SOURCE MATERIAL:
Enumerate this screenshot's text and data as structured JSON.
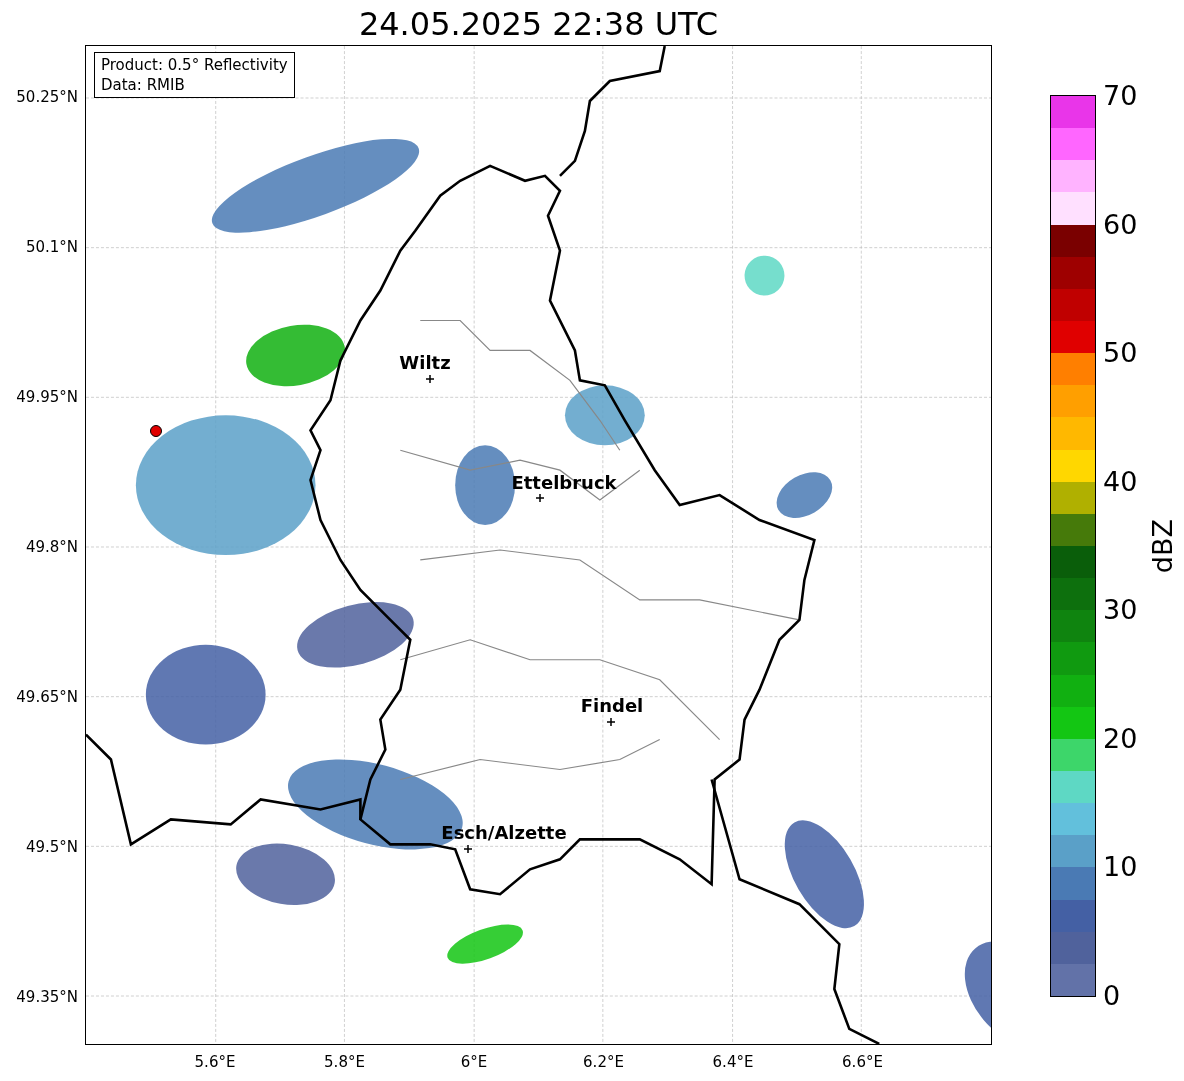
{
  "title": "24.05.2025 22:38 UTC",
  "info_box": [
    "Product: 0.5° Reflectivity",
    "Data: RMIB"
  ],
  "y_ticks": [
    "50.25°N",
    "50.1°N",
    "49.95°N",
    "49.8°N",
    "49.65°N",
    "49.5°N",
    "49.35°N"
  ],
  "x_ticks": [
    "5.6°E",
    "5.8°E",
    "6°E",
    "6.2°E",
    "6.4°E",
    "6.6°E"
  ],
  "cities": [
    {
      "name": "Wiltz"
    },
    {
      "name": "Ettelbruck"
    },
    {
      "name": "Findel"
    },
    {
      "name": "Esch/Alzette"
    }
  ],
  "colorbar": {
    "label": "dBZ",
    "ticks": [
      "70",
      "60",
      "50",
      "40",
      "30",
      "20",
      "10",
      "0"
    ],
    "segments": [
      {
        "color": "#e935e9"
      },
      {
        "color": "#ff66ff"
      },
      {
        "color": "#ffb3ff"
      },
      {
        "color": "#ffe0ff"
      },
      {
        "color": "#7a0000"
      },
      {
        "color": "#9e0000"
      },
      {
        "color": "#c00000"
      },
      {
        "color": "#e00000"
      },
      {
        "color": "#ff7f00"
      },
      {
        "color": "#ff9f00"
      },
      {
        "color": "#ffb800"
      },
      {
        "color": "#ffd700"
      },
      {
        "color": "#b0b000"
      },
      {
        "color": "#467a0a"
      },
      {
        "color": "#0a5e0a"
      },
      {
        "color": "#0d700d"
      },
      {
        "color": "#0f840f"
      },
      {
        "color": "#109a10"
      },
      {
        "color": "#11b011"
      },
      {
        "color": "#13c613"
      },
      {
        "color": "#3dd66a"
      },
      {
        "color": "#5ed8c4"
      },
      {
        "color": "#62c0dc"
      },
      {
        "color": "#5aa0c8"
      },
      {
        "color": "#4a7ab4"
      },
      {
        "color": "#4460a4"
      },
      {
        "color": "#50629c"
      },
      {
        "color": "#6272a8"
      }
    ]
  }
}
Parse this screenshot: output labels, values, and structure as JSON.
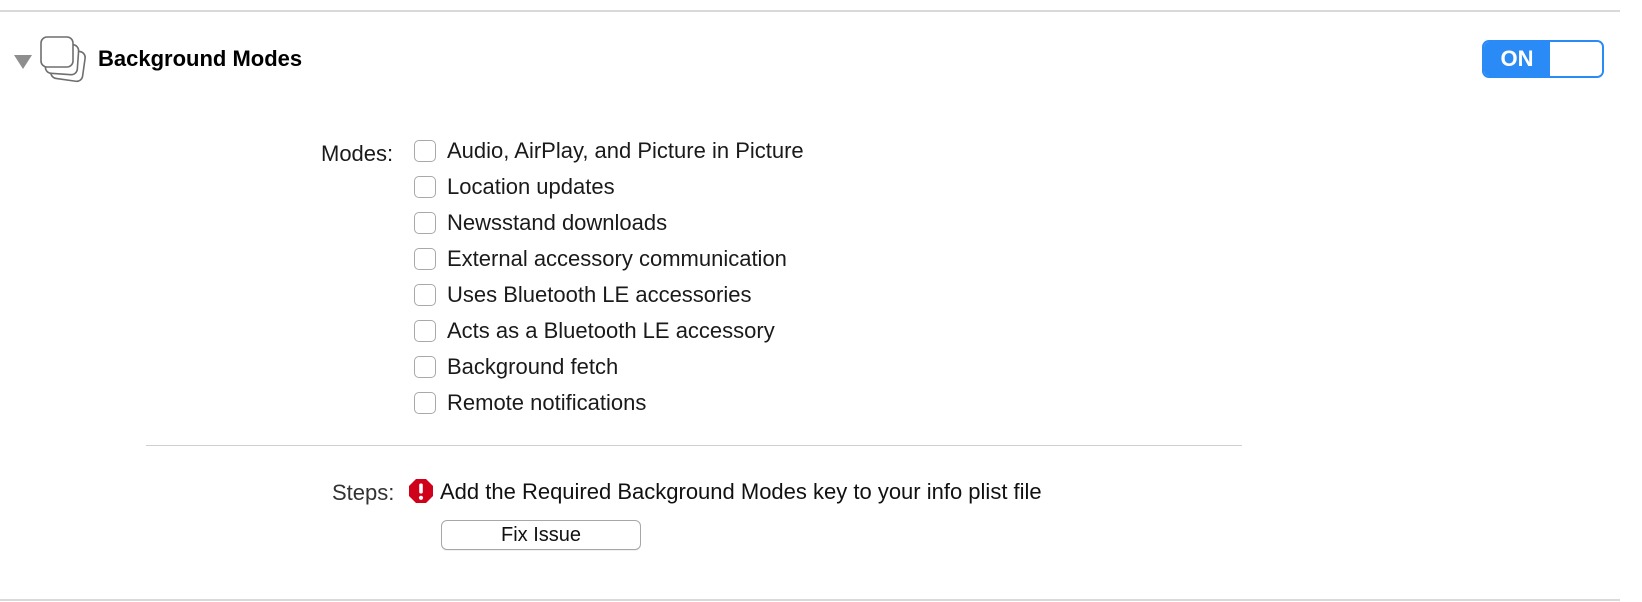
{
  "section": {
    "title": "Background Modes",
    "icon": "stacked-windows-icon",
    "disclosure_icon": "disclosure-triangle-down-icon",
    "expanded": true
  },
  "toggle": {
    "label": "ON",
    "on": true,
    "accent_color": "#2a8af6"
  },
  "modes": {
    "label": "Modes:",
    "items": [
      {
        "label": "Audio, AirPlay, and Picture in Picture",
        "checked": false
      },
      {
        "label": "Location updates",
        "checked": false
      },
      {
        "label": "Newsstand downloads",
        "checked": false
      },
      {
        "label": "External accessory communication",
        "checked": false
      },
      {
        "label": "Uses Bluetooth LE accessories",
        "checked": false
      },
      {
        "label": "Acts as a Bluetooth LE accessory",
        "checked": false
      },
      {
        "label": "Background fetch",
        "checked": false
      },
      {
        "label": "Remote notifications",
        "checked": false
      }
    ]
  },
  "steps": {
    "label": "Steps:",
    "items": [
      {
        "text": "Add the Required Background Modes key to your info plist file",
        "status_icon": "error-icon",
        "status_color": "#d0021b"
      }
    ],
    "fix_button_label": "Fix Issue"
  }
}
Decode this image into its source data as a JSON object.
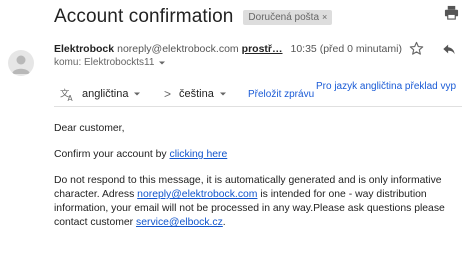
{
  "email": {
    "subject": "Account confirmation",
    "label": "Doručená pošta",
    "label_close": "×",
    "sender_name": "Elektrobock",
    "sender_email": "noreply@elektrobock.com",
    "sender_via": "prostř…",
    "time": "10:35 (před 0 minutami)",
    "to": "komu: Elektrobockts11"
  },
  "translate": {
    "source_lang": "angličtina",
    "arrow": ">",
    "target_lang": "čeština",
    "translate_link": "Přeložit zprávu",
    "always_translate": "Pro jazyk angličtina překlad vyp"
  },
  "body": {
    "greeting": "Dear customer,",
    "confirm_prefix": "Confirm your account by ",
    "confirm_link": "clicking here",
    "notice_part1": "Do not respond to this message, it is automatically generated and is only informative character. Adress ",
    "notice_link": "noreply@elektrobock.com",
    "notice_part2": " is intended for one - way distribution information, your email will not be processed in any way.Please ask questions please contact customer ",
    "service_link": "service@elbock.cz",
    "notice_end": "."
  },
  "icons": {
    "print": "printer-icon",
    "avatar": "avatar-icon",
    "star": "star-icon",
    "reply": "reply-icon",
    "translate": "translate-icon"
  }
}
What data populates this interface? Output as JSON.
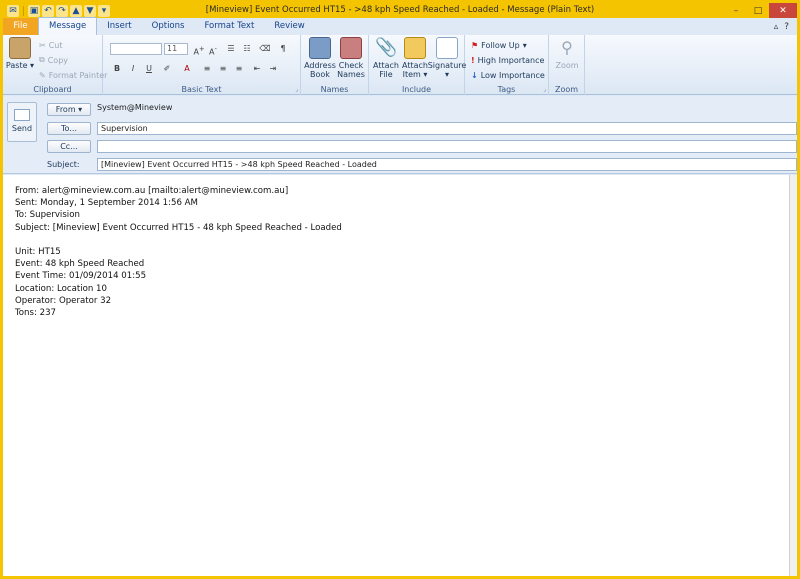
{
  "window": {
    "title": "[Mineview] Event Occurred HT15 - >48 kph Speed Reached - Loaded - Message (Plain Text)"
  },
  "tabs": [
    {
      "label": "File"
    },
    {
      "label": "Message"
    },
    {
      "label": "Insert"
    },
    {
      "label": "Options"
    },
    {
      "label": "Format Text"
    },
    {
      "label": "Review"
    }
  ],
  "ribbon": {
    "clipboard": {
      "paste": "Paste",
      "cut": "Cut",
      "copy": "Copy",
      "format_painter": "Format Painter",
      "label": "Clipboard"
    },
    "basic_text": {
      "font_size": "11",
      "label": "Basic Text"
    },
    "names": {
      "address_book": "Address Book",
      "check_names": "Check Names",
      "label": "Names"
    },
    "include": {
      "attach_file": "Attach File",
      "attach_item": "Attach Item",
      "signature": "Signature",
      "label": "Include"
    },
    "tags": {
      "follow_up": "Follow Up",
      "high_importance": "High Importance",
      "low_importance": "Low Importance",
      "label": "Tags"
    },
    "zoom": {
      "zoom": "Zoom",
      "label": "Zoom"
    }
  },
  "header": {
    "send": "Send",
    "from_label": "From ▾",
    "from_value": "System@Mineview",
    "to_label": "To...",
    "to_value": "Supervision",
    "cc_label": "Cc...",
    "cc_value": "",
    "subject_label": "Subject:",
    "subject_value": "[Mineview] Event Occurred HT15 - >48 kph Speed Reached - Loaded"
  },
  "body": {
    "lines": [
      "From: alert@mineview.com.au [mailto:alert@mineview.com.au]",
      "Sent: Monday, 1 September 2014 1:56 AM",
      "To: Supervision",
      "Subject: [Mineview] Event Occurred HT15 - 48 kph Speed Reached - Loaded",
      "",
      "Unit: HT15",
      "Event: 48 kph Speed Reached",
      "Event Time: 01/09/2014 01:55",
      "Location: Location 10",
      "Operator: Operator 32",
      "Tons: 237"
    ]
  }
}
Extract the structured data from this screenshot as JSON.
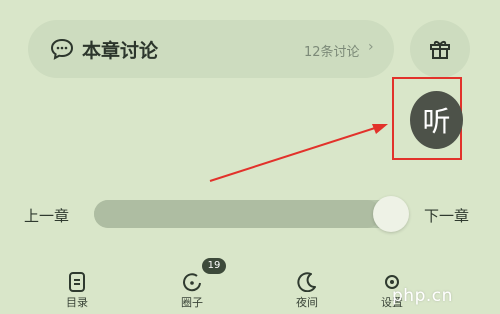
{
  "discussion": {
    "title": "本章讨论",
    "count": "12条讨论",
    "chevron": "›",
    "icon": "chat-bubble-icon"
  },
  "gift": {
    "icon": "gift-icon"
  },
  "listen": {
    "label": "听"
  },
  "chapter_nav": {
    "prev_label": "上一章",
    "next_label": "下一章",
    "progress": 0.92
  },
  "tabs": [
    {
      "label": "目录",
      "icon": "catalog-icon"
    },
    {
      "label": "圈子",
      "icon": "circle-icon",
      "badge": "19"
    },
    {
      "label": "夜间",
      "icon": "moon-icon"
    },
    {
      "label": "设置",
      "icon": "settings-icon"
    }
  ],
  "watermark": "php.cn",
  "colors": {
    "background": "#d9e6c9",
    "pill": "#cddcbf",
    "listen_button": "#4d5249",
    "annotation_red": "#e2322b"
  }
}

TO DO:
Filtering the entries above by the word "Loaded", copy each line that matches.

RESULT BELOW:
    "title": "[Mineview] Event Occurred HT15 - >48 kph Speed Reached - Loaded - Message (Plain Text)"
    "subject_value": "[Mineview] Event Occurred HT15 - >48 kph Speed Reached - Loaded"
      "Subject: [Mineview] Event Occurred HT15 - 48 kph Speed Reached - Loaded",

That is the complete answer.